Although Buckner received a lot of media attention for his impromptu contest judging, he had never met Erving prior to the ABA Reunion. Buckner explains how he finally got to share a moment with Erving after waiting more than 20 years: "I got introduced to Fatty Taylor. I knew that he was a former ABA player and I was working with him to help promote and sell tickets for the ABA Reunion Party and he said that he would make sure to introduce me to Dr. J and let him see the cards and pictures that I saved for 20 years."
Buckner has a lot more in his collection than just his hand made signs and the 1984 Slam Dunk Contest press clippings: "I have some cards. I have pictures. I have basketballs. I like to collect the red, white and blue balls from the three point contest. I have probably five or six of those, plus an ABA basketball." Not surprisingly, Erving is his all-time favorite player. Among active players Buckner likes Earl Boykins and Carmelo Anthony.

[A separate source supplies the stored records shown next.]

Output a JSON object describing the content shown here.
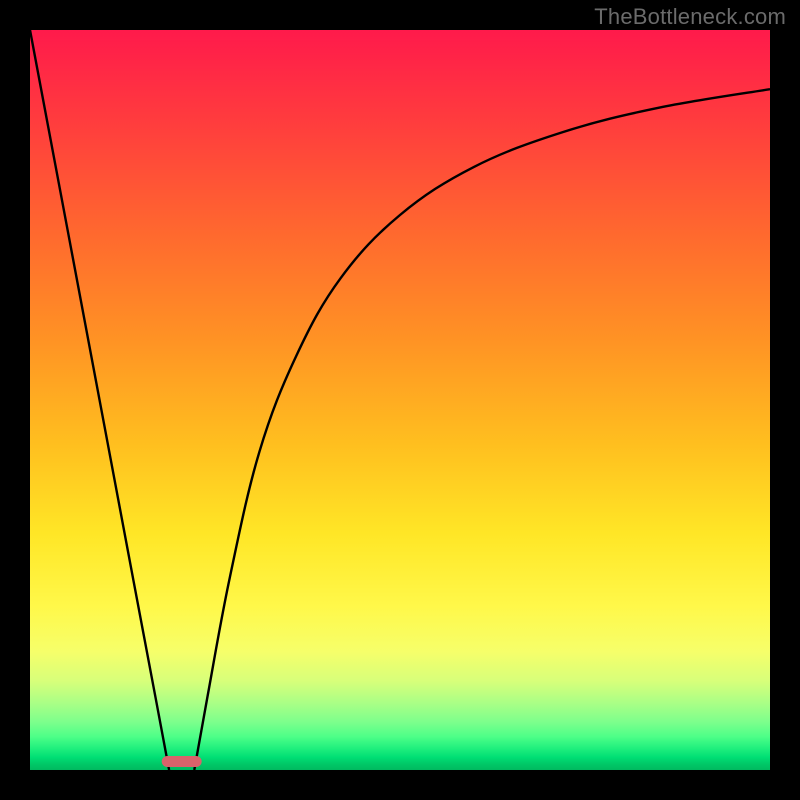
{
  "watermark": "TheBottleneck.com",
  "chart_data": {
    "type": "line",
    "title": "",
    "xlabel": "",
    "ylabel": "",
    "xlim": [
      0,
      100
    ],
    "ylim": [
      0,
      100
    ],
    "grid": false,
    "legend": false,
    "gradient_stops": [
      {
        "pos": 0,
        "color": "#ff1a4b"
      },
      {
        "pos": 12,
        "color": "#ff3b3e"
      },
      {
        "pos": 28,
        "color": "#ff6a2e"
      },
      {
        "pos": 42,
        "color": "#ff9324"
      },
      {
        "pos": 56,
        "color": "#ffbf1f"
      },
      {
        "pos": 68,
        "color": "#ffe626"
      },
      {
        "pos": 78,
        "color": "#fff84a"
      },
      {
        "pos": 84,
        "color": "#f6ff6a"
      },
      {
        "pos": 88,
        "color": "#d7ff7a"
      },
      {
        "pos": 91,
        "color": "#a9ff86"
      },
      {
        "pos": 93.5,
        "color": "#7dff8c"
      },
      {
        "pos": 95.5,
        "color": "#4dff88"
      },
      {
        "pos": 97,
        "color": "#22f07e"
      },
      {
        "pos": 98.3,
        "color": "#00de74"
      },
      {
        "pos": 99.2,
        "color": "#00c867"
      },
      {
        "pos": 100,
        "color": "#00b95f"
      }
    ],
    "series": [
      {
        "name": "bottleneck-curve-left",
        "stroke": "#000000",
        "x": [
          0,
          5,
          10,
          14,
          17,
          18.8
        ],
        "y": [
          100,
          73.4,
          46.8,
          25.5,
          9.6,
          0
        ]
      },
      {
        "name": "bottleneck-curve-right",
        "stroke": "#000000",
        "x": [
          22.2,
          24,
          27,
          31,
          36,
          42,
          50,
          60,
          72,
          85,
          100
        ],
        "y": [
          0,
          10,
          26,
          43,
          56,
          66.5,
          75,
          81.5,
          86.2,
          89.5,
          92
        ]
      }
    ],
    "marker": {
      "name": "optimal-range-marker",
      "color": "#d9636b",
      "x_center": 20.5,
      "y": 0.4,
      "width_x": 5.4,
      "height_y": 1.5
    }
  }
}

The night before Buckner met Erving he got his picture taken with Magic Johnson during one of the many All-Star events that were held in downtown Denver. Buckner says, "Now I have pictures of the two players I idolized."
Most of the ABA players genuinely seemed to enjoy interacting with the fans and signing autographs. While he took his turn doing the Lelands signing, four-time All-ABA guard Mack Calvin spoke about what it means to him, as a former Denver Nugget, to participate in an ABA Reunion in Denver: "I think that what is important and special about it is that the ABA players—Doc and Gervin and all the guys—have always been a unit. There has always been some camaraderie; we are like a family. I think that this exemplifies the overall attitude for over 30 years. It is an opportunity for guys to sign a few balls, make a few bucks and be excited about being here. We are family. The ABA guys are like a family. We had to stick together in order to survive."

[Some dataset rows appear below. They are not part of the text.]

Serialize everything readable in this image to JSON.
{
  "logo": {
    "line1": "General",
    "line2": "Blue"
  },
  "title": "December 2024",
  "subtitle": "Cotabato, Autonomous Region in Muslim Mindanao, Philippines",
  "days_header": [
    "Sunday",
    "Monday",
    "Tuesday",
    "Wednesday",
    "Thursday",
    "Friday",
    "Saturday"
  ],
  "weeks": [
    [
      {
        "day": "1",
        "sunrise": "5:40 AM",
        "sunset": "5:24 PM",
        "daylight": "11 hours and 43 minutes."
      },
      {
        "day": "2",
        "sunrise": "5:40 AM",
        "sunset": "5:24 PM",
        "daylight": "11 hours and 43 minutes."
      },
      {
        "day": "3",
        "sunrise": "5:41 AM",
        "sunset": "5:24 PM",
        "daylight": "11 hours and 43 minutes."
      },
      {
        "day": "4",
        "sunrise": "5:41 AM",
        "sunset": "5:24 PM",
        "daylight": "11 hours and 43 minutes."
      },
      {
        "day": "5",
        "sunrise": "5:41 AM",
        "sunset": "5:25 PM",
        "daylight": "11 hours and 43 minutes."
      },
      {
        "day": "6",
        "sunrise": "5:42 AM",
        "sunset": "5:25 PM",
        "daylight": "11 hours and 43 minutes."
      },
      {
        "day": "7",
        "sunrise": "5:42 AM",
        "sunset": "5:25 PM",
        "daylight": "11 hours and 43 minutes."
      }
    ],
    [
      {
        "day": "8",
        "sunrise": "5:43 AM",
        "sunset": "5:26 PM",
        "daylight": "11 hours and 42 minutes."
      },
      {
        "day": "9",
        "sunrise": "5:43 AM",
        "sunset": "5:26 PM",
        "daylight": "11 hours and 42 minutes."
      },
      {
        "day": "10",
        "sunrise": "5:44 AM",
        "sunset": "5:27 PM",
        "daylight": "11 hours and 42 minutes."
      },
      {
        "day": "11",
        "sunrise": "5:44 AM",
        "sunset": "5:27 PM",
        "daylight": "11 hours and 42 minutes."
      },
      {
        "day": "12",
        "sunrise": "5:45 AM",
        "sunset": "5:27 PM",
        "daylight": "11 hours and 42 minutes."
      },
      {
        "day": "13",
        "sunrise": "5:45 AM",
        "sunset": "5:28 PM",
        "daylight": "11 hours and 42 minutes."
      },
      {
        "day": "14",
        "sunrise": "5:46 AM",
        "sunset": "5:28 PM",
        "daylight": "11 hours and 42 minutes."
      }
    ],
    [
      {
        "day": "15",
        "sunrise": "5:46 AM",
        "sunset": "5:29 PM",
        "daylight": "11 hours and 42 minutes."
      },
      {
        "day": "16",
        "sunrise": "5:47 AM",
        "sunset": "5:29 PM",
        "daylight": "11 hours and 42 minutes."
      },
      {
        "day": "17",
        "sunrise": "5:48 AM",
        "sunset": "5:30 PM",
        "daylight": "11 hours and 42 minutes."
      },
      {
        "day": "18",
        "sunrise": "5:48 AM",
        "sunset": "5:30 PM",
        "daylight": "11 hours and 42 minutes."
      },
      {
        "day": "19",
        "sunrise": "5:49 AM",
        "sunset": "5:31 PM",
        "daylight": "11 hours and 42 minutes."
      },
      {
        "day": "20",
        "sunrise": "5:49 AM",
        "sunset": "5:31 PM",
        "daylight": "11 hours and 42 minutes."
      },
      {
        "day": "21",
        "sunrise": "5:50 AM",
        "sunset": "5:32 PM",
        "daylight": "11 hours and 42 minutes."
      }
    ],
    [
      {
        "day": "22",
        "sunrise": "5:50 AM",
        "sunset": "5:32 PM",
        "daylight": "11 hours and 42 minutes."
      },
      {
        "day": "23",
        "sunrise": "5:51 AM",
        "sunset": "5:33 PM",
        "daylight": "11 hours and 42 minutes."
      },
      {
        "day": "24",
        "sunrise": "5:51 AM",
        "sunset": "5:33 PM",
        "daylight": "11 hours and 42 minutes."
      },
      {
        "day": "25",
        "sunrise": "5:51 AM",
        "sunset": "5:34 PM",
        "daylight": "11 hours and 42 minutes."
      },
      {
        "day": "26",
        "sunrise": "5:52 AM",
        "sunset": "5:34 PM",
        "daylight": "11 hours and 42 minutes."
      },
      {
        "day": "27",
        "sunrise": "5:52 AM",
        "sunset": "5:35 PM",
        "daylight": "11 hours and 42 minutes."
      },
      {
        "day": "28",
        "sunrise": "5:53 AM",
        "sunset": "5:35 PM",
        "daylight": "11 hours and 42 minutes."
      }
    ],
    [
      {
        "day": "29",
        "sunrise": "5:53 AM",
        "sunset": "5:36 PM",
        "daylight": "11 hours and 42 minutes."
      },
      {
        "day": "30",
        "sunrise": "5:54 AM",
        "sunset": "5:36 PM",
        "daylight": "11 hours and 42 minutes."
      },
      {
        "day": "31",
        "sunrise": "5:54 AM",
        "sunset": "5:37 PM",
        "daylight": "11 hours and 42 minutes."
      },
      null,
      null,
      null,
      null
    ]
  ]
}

Calvin added that he has participated in other signings and card shows and has enjoyed the experience. He is very grateful for the opportunities bestowed upon him as a result of playing professional basketball: "I've just been very fortunate and blessed to have been given the gifts of the physical abilities to play this game and to meet the wonderful people that I’ve met. I thank God for that."
The NBA brought back all of the original 1976 ABA Slam Dunk Contest participants—winner Julius Erving, runner-up David Thompson, George Gervin, Larry Kenon and Artis Gilmore—as judges for the 2005 Slam Dunk Contest. After the Friday Lelands signing, Gervin took a moment to reflect on how far things have progressed from 1976: "I think that it’s fantastic, man. Carl Scheer and Angelo Drossos had a vision—I wish Angelo were here today to see what his vision has become. They wanted to add some entertainment to the game and they did. It's 30 years later and players are dunking and shooting three pointers and taking All-Star Weekend to another level."
I took these two photos at the Lelands basketball signing on Friday of All-Star Weekend 2005. The first photo features Moses Malone and Julius Erving, while the second photo shows Erving signing several items for Branio Buckner:
posted by David Friedman @ 1:02 AM